/---
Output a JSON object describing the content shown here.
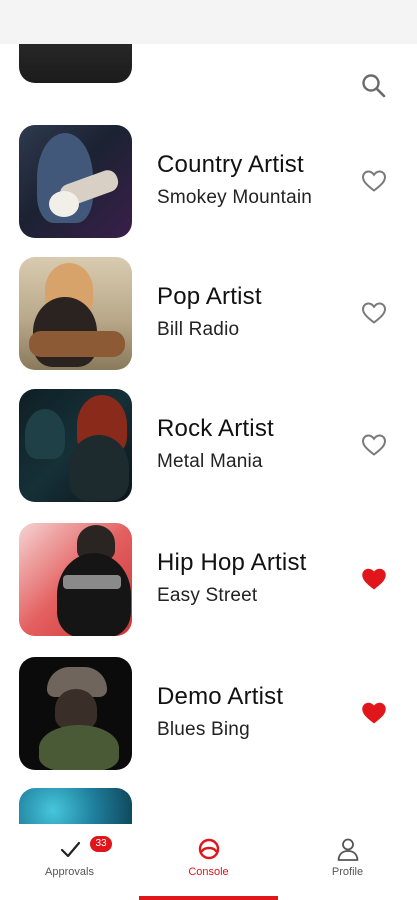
{
  "colors": {
    "accent": "#e0161b",
    "heart_outline": "#7a7a7a",
    "heart_filled": "#e0161b"
  },
  "header": {
    "search_icon": "search-icon"
  },
  "artists": [
    {
      "title": "Country Artist",
      "subtitle": "Smokey Mountain",
      "favorite": false
    },
    {
      "title": "Pop Artist",
      "subtitle": "Bill Radio",
      "favorite": false
    },
    {
      "title": "Rock Artist",
      "subtitle": "Metal Mania",
      "favorite": false
    },
    {
      "title": "Hip Hop Artist",
      "subtitle": "Easy Street",
      "favorite": true
    },
    {
      "title": "Demo Artist",
      "subtitle": "Blues Bing",
      "favorite": true
    }
  ],
  "tabbar": {
    "tabs": [
      {
        "label": "Approvals",
        "icon": "check-icon",
        "badge": "33"
      },
      {
        "label": "Console",
        "icon": "console-icon",
        "active": true
      },
      {
        "label": "Profile",
        "icon": "profile-icon"
      }
    ]
  }
}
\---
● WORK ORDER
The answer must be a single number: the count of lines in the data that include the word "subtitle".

● REPLY
5